Over 100 dogs just shared a funeral in Japan. The catch? They were all robots.
The 114 dogs were formally lined up April 26 within Isumi’s historic Kofukuji Buddhist temple. Each was given a tag describing their family owners and place of origin, according to the publisher.
The dogs are all different Aibo releases, including Sony’s first generation dogs launched in May 1999. It’s described as “the first robot designed for home entertainment purposes equipped with adaptive learning and growth capabilities that allow each unit to develop a unique personality.”
More than 150,000 dogs of different iterations were sold over the years, before Sony discontinued Aibo in 2006.
The funerals are reportedly instated by vintage electronics repair company A-Fun Co. They encourage people to send their broken old generation robot dogs in for a service, before they’re dismantled for parts like range finder and touch sensors. Sony even refers people to this company to get their older robo-dogs updated.
“We’d like to return the souls to the owners and make the robot a machine to utilize their parts,” Nobuyuki Norimatsu, head of A-Fun, told the Times. “We don’t take parts before we hold funeral for them.”
With Sony canning Aibo in 2006 and closing it’s last Aibo repair clinic in 2014, owners were at a loss to how to maintain their four-legged robo-friends. Many held personal funerals in 2015.
Owners of older Sony Aibo robot dogs asked the tech giant in March 2018 to review their repair policy, which says that discontinued products won’t be maintained seven years after they’re canned.
Sony’s Aibo robot dogs aren’t completely dead. The company surprised everyone in 2017 when it announced the return of Aibo, unveiling an AI-fueled demo in January 2018- with a whopping $2,000 price tag.
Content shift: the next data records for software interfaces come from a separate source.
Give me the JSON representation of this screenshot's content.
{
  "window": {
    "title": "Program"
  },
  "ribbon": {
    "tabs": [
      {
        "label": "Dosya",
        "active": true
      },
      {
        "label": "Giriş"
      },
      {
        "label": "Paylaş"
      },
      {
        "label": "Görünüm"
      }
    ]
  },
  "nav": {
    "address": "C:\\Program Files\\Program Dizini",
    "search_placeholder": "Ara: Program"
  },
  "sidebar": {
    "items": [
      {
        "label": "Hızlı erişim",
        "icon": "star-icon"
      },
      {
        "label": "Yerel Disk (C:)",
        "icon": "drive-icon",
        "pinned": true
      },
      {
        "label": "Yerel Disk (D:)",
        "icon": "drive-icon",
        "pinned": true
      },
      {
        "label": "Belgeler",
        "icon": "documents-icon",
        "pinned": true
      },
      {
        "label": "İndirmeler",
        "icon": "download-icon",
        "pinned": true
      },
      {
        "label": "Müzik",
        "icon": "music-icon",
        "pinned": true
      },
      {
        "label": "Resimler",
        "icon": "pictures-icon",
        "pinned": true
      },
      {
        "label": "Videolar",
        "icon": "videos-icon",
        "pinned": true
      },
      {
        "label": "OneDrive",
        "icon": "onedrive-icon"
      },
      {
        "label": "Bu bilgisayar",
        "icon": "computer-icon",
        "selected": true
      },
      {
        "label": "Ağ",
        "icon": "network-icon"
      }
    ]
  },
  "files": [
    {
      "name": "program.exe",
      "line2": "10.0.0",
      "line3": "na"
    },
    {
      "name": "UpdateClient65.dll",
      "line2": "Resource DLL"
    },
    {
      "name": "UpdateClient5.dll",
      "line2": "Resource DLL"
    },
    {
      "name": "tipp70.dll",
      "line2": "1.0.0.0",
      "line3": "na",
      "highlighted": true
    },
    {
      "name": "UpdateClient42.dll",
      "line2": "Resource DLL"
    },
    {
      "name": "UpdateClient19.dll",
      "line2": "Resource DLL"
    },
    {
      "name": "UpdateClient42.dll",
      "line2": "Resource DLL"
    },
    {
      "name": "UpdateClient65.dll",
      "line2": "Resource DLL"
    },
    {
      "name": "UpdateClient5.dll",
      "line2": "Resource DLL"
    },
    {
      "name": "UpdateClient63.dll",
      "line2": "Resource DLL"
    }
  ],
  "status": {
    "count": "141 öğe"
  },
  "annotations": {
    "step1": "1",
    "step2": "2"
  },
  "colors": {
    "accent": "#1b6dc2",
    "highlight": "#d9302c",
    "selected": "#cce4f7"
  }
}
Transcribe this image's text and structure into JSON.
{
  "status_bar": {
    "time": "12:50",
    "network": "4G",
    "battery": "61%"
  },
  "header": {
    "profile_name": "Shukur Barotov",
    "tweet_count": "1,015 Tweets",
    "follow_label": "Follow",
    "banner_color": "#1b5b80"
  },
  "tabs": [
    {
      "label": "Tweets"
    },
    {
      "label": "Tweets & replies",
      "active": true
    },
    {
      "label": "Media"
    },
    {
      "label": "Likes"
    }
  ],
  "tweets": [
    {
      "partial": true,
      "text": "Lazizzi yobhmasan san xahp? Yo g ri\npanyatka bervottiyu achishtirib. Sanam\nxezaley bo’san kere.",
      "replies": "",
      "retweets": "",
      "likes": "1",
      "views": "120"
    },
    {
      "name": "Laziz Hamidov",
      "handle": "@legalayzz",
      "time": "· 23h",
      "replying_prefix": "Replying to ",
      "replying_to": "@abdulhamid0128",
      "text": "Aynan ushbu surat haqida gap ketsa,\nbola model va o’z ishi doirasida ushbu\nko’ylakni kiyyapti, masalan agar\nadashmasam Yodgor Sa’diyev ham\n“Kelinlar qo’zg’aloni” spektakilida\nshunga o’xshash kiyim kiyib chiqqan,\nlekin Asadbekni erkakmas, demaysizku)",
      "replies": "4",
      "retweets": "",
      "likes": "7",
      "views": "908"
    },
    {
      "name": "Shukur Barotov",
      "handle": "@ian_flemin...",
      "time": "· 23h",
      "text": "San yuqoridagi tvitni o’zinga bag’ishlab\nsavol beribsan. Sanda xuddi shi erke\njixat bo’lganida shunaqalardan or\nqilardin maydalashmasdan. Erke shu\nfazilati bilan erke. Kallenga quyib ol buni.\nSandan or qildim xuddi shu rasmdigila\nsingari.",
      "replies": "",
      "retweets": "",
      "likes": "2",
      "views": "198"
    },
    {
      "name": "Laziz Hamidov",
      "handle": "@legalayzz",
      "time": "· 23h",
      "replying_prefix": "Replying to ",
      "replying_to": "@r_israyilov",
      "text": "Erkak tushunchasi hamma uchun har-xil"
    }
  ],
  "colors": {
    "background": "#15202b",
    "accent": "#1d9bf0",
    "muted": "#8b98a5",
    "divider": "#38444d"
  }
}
Importantly, you can’t sub in the parts from the new Aibo dogs with the older models- so resurrections are becoming harder and harder.